While normal operations on all Klein campuses have ceased, the district is still providing resources for those in need. These include the continuation of Klein ISD emergency services and the new ability of curbside pickup meals for those whose children rely on the school for meals.

“While our school buildings are closed, Klein ISD will continue to provide At-Home Learning and meals for our Klein ISD students and families,” the district said in COVID-19 update #17. “Gathering food supplies is an allowable reason to leave your homes as stated in the Harris County ‘Stay Home, Work Safe’ order. Children 18 and under must be present to receive meals.”

As this situation continues the district has begun to move classes online, with many classes already beginning weekly calls with students.  Zoom calls and eduphoria lessons have become the new norm for many students, who are now facing the challenge of adapting to this new method of learning.

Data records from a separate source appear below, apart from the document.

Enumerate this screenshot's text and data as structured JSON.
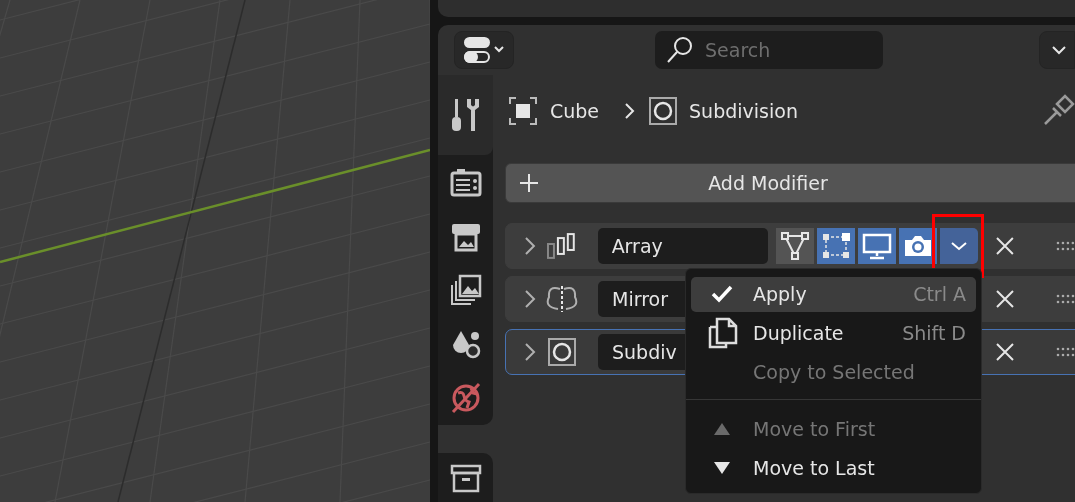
{
  "header": {
    "search": {
      "placeholder": "Search"
    }
  },
  "sidebar": {
    "tabs": [
      {
        "kind": "tool",
        "selected": true
      },
      {
        "kind": "render",
        "selected": false
      },
      {
        "kind": "output",
        "selected": false
      },
      {
        "kind": "view_layer",
        "selected": false
      },
      {
        "kind": "scene",
        "selected": false
      },
      {
        "kind": "world",
        "selected": false
      },
      {
        "kind": "collection",
        "selected": false
      }
    ]
  },
  "breadcrumb": [
    {
      "kind": "object",
      "text": "Cube"
    },
    {
      "kind": "modifier",
      "text": "Subdivision"
    }
  ],
  "add_modifier": {
    "label": "Add Modifier"
  },
  "modifiers": [
    {
      "kind": "array",
      "name": "Array",
      "selected": false,
      "expanded": false,
      "toggles": [
        {
          "kind": "on_cage",
          "on": false
        },
        {
          "kind": "edit_mode",
          "on": true
        },
        {
          "kind": "viewport",
          "on": true
        },
        {
          "kind": "render",
          "on": true
        }
      ],
      "menu_button": {
        "open": true,
        "highlighted": true
      }
    },
    {
      "kind": "mirror",
      "name": "Mirror",
      "selected": false,
      "expanded": false
    },
    {
      "kind": "subdivision",
      "name": "Subdiv",
      "selected": true,
      "expanded": false
    }
  ],
  "menu": [
    {
      "kind": "check",
      "label": "Apply",
      "shortcut": "Ctrl A",
      "disabled": false,
      "selected": true
    },
    {
      "kind": "copy",
      "label": "Duplicate",
      "shortcut": "Shift D",
      "disabled": false,
      "selected": false
    },
    {
      "kind": "none",
      "label": "Copy to Selected",
      "disabled": true,
      "selected": false
    },
    {
      "kind": "separator"
    },
    {
      "kind": "up",
      "label": "Move to First",
      "disabled": true,
      "selected": false
    },
    {
      "kind": "down",
      "label": "Move to Last",
      "disabled": false,
      "selected": false
    }
  ]
}
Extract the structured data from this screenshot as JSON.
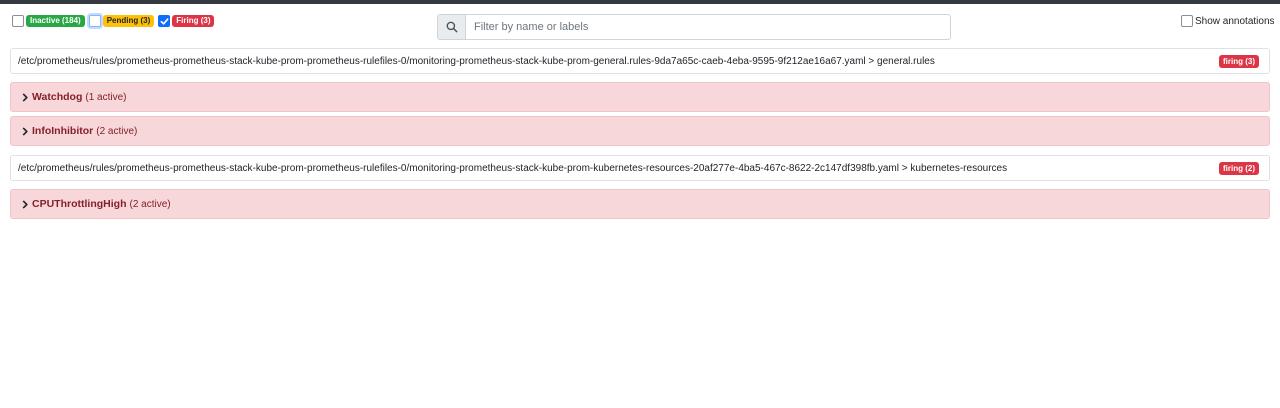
{
  "filters": {
    "inactive": {
      "label": "Inactive (184)",
      "checked": false
    },
    "pending": {
      "label": "Pending (3)",
      "checked": false
    },
    "firing": {
      "label": "Firing (3)",
      "checked": true
    }
  },
  "search": {
    "placeholder": "Filter by name or labels",
    "value": ""
  },
  "annotations": {
    "label": "Show annotations",
    "checked": false
  },
  "groups": [
    {
      "file": "/etc/prometheus/rules/prometheus-prometheus-stack-kube-prom-prometheus-rulefiles-0/monitoring-prometheus-stack-kube-prom-general.rules-9da7a65c-caeb-4eba-9595-9f212ae16a67.yaml > general.rules",
      "badge": "firing (3)",
      "alerts": [
        {
          "name": "Watchdog",
          "count": "(1 active)"
        },
        {
          "name": "InfoInhibitor",
          "count": "(2 active)"
        }
      ]
    },
    {
      "file": "/etc/prometheus/rules/prometheus-prometheus-stack-kube-prom-prometheus-rulefiles-0/monitoring-prometheus-stack-kube-prom-kubernetes-resources-20af277e-4ba5-467c-8622-2c147df398fb.yaml > kubernetes-resources",
      "badge": "firing (2)",
      "alerts": [
        {
          "name": "CPUThrottlingHigh",
          "count": "(2 active)"
        }
      ]
    }
  ],
  "colors": {
    "inactive": "#28a745",
    "pending": "#ffc107",
    "firing": "#dc3545",
    "alert_bg": "#f8d7da",
    "alert_text": "#842029"
  }
}
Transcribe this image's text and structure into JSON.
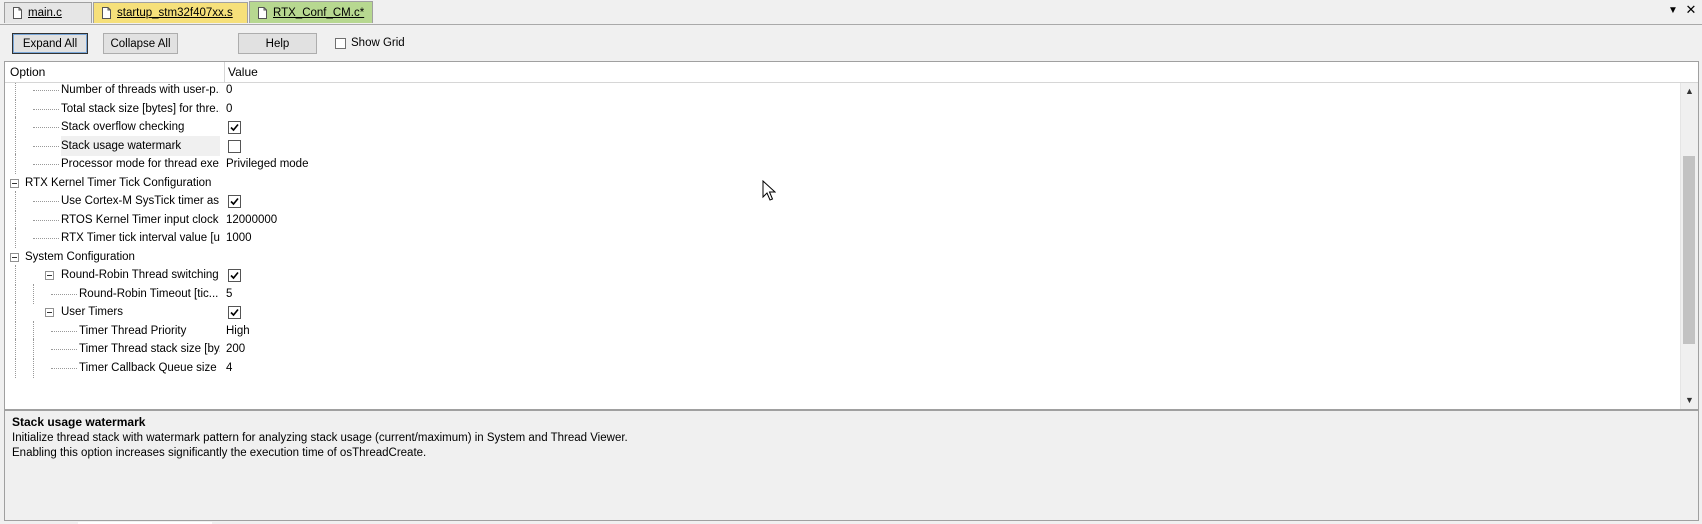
{
  "tabs": [
    {
      "label": "main.c"
    },
    {
      "label": "startup_stm32f407xx.s"
    },
    {
      "label": "RTX_Conf_CM.c*"
    }
  ],
  "icons": {
    "file": "file-icon",
    "dropdown": "chevron-down-icon",
    "close": "close-icon",
    "cursor": "mouse-pointer-icon"
  },
  "toolbar": {
    "expand_all": "Expand All",
    "collapse_all": "Collapse All",
    "help": "Help",
    "show_grid": "Show Grid",
    "show_grid_checked": false
  },
  "grid": {
    "columns": [
      "Option",
      "Value"
    ],
    "rows": [
      {
        "option": "Number of threads with user-p...",
        "value": "0",
        "level": 1
      },
      {
        "option": "Total stack size [bytes] for thre...",
        "value": "0",
        "level": 1
      },
      {
        "option": "Stack overflow checking",
        "value": "",
        "checkbox": true,
        "checked": true,
        "level": 1
      },
      {
        "option": "Stack usage watermark",
        "value": "",
        "checkbox": true,
        "checked": false,
        "level": 1,
        "selected": true
      },
      {
        "option": "Processor mode for thread exe...",
        "value": "Privileged mode",
        "level": 1
      },
      {
        "option": "RTX Kernel Timer Tick Configuration",
        "value": "",
        "level": 0,
        "group": true
      },
      {
        "option": "Use Cortex-M SysTick timer as ...",
        "value": "",
        "checkbox": true,
        "checked": true,
        "level": 1
      },
      {
        "option": "RTOS Kernel Timer input clock ...",
        "value": "12000000",
        "level": 1
      },
      {
        "option": "RTX Timer tick interval value [u...",
        "value": "1000",
        "level": 1
      },
      {
        "option": "System Configuration",
        "value": "",
        "level": 0,
        "group": true
      },
      {
        "option": "Round-Robin Thread switching",
        "value": "",
        "checkbox": true,
        "checked": true,
        "level": 1,
        "group": true
      },
      {
        "option": "Round-Robin Timeout [tic...",
        "value": "5",
        "level": 2
      },
      {
        "option": "User Timers",
        "value": "",
        "checkbox": true,
        "checked": true,
        "level": 1,
        "group": true
      },
      {
        "option": "Timer Thread Priority",
        "value": "High",
        "level": 2
      },
      {
        "option": "Timer Thread stack size [by...",
        "value": "200",
        "level": 2
      },
      {
        "option": "Timer Callback Queue size",
        "value": "4",
        "level": 2
      }
    ]
  },
  "description": {
    "title": "Stack usage watermark",
    "line1": "Initialize thread stack with watermark pattern for analyzing stack usage (current/maximum) in System and Thread Viewer.",
    "line2": "Enabling this option increases significantly the execution time of osThreadCreate."
  }
}
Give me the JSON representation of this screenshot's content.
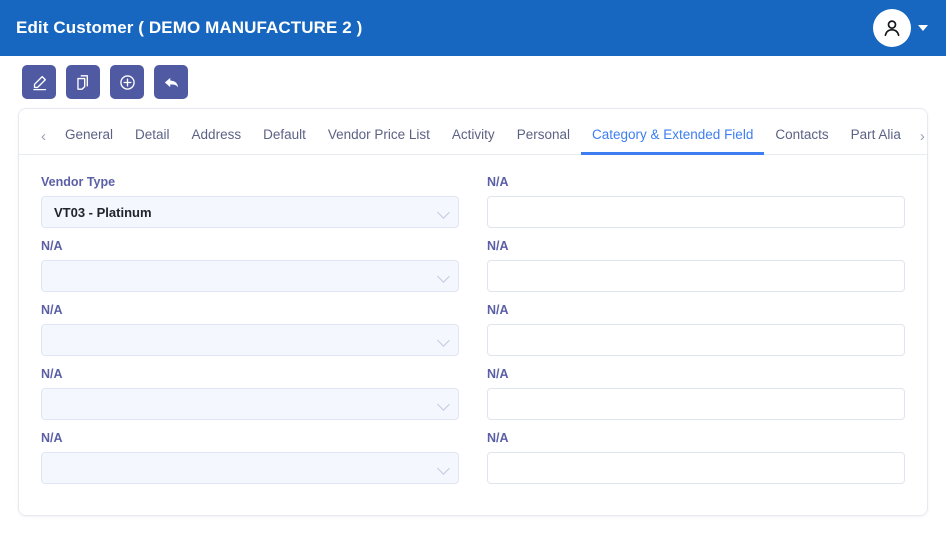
{
  "header": {
    "title": "Edit Customer ( DEMO MANUFACTURE 2 )",
    "avatar_icon": "user-avatar-icon",
    "caret_icon": "chevron-down-icon",
    "background_color": "#1767c0"
  },
  "toolbar": {
    "buttons": [
      {
        "name": "edit-button",
        "icon": "pencil-edit-icon"
      },
      {
        "name": "copy-button",
        "icon": "copy-duplicate-icon"
      },
      {
        "name": "add-button",
        "icon": "plus-circle-icon"
      },
      {
        "name": "back-button",
        "icon": "back-arrow-icon"
      }
    ],
    "button_color": "#4f5aa3"
  },
  "tabs": {
    "scroll_left_icon": "chevron-left-icon",
    "scroll_right_icon": "chevron-right-icon",
    "active_index": 7,
    "accent_color": "#3d7ef0",
    "items": [
      {
        "label": "General"
      },
      {
        "label": "Detail"
      },
      {
        "label": "Address"
      },
      {
        "label": "Default"
      },
      {
        "label": "Vendor Price List"
      },
      {
        "label": "Activity"
      },
      {
        "label": "Personal"
      },
      {
        "label": "Category & Extended Field"
      },
      {
        "label": "Contacts"
      },
      {
        "label": "Part Alia"
      }
    ]
  },
  "form": {
    "left_column": [
      {
        "label": "Vendor Type",
        "value": "VT03 - Platinum",
        "placeholder": "",
        "type": "select"
      },
      {
        "label": "N/A",
        "value": "",
        "placeholder": "",
        "type": "select"
      },
      {
        "label": "N/A",
        "value": "",
        "placeholder": "",
        "type": "select"
      },
      {
        "label": "N/A",
        "value": "",
        "placeholder": "",
        "type": "select"
      },
      {
        "label": "N/A",
        "value": "",
        "placeholder": "",
        "type": "select"
      }
    ],
    "right_column": [
      {
        "label": "N/A",
        "value": "",
        "placeholder": "",
        "type": "text"
      },
      {
        "label": "N/A",
        "value": "",
        "placeholder": "",
        "type": "text"
      },
      {
        "label": "N/A",
        "value": "",
        "placeholder": "",
        "type": "text"
      },
      {
        "label": "N/A",
        "value": "",
        "placeholder": "",
        "type": "text"
      },
      {
        "label": "N/A",
        "value": "",
        "placeholder": "",
        "type": "text"
      }
    ]
  }
}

“Getting my schoolwork done is gonna be a challenge because I’m at home where I chill out and play video games and now I have get work done on the same computer I want to play games on,” senior Adam Dommert said. “Personally, I think what the district is doing is good for what they can, because there’s not much they can do. I mean, I would rather go to school but that’s not an option. Overall, I think they’re doing the best they can to help students.”

However, students are not the only ones having to adapt to this new system. Teachers are also having to learn how to navigate this new world of virtual lessons, and how to use technology many of them had never used before. Still, many teachers are worried not for themselves, but for their students.

“I have taught some online classes in the past in a different setting and I think that experience helped a little bit to move to this new format,” physics teacher Mary Amboji said. “My biggest worry is that a few students might get behind and will find it difficult to get back on track. Any kind of online learning requires student to be not only disciplined but also self-motivated.”

While this crisis does not look to be stopping anytime soon, the district is encouraging students and families to keep their hopes up. Learning for students will continue in whatever form possible, and the district will continue to provide new resources for both students and families.

“Despite the challenges we face today, I remain hopeful for the future because I know that we are surrounded by a community of caring people —those who continue to make a positive difference in the lives of children, youth and families in Klein no matter what,” Superintendent Jenny McGown said. “Whether teaching remotely, serving food curbside, providing access to technology, or helping in countless other ways, in Klein ISD we always take care of one another and remain committed to doing what is right for our students, staff, and families.